■ ACTIVITY: Each entry below should be printed exactly as given.

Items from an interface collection
------------------------------------------------
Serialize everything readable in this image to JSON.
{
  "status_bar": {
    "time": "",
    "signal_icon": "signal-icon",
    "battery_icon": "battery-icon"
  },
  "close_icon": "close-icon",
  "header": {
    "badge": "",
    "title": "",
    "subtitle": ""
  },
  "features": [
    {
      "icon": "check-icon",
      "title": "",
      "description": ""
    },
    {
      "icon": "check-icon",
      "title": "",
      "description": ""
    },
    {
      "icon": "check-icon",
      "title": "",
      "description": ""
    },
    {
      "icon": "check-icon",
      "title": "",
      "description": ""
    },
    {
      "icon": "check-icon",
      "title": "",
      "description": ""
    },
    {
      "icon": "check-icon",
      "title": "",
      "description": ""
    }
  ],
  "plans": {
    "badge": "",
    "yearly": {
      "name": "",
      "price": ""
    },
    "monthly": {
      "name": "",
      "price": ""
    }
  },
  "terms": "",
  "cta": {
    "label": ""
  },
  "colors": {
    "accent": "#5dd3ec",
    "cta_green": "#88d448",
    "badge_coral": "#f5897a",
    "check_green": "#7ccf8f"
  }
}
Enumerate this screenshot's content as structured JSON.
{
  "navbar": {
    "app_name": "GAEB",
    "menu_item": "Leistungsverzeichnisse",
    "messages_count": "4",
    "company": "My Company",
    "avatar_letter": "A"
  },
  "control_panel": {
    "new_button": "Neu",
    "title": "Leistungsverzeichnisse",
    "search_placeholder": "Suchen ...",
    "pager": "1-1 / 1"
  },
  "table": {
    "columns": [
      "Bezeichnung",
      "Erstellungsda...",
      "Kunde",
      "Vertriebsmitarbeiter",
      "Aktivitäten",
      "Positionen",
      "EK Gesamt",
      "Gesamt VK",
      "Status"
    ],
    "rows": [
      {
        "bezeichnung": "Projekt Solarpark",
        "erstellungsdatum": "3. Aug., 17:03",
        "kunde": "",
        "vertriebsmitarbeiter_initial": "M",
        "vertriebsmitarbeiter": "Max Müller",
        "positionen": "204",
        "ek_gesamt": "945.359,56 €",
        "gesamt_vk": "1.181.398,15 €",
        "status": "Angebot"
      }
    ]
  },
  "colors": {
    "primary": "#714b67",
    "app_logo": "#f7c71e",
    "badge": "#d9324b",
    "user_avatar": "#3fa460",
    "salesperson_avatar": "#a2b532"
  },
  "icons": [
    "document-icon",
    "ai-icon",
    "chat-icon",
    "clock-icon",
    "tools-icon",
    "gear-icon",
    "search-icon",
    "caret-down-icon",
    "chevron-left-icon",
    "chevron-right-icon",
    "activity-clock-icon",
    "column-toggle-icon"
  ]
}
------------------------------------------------
■ WRITTEN RESPONSE:
Serialize everything readable in this image to JSON.
{
  "status_bar": {
    "time": "",
    "signal_icon": "signal-icon",
    "battery_icon": "battery-icon"
  },
  "close_icon": "close-icon",
  "header": {
    "badge": "",
    "title": "",
    "subtitle": ""
  },
  "features": [
    {
      "icon": "check-icon",
      "title": "",
      "description": ""
    },
    {
      "icon": "check-icon",
      "title": "",
      "description": ""
    },
    {
      "icon": "check-icon",
      "title": "",
      "description": ""
    },
    {
      "icon": "check-icon",
      "title": "",
      "description": ""
    },
    {
      "icon": "check-icon",
      "title": "",
      "description": ""
    },
    {
      "icon": "check-icon",
      "title": "",
      "description": ""
    }
  ],
  "plans": {
    "badge": "",
    "yearly": {
      "name": "",
      "price": ""
    },
    "monthly": {
      "name": "",
      "price": ""
    }
  },
  "terms": "",
  "cta": {
    "label": ""
  },
  "colors": {
    "accent": "#5dd3ec",
    "cta_green": "#88d448",
    "badge_coral": "#f5897a",
    "check_green": "#7ccf8f"
  }
}
Enumerate this screenshot's content as structured JSON.
{
  "navbar": {
    "app_name": "GAEB",
    "menu_item": "Leistungsverzeichnisse",
    "messages_count": "4",
    "company": "My Company",
    "avatar_letter": "A"
  },
  "control_panel": {
    "new_button": "Neu",
    "title": "Leistungsverzeichnisse",
    "search_placeholder": "Suchen ...",
    "pager": "1-1 / 1"
  },
  "table": {
    "columns": [
      "Bezeichnung",
      "Erstellungsda...",
      "Kunde",
      "Vertriebsmitarbeiter",
      "Aktivitäten",
      "Positionen",
      "EK Gesamt",
      "Gesamt VK",
      "Status"
    ],
    "rows": [
      {
        "bezeichnung": "Projekt Solarpark",
        "erstellungsdatum": "3. Aug., 17:03",
        "kunde": "",
        "vertriebsmitarbeiter_initial": "M",
        "vertriebsmitarbeiter": "Max Müller",
        "positionen": "204",
        "ek_gesamt": "945.359,56 €",
        "gesamt_vk": "1.181.398,15 €",
        "status": "Angebot"
      }
    ]
  },
  "colors": {
    "primary": "#714b67",
    "app_logo": "#f7c71e",
    "badge": "#d9324b",
    "user_avatar": "#3fa460",
    "salesperson_avatar": "#a2b532"
  },
  "icons": [
    "document-icon",
    "ai-icon",
    "chat-icon",
    "clock-icon",
    "tools-icon",
    "gear-icon",
    "search-icon",
    "caret-down-icon",
    "chevron-left-icon",
    "chevron-right-icon",
    "activity-clock-icon",
    "column-toggle-icon"
  ]
}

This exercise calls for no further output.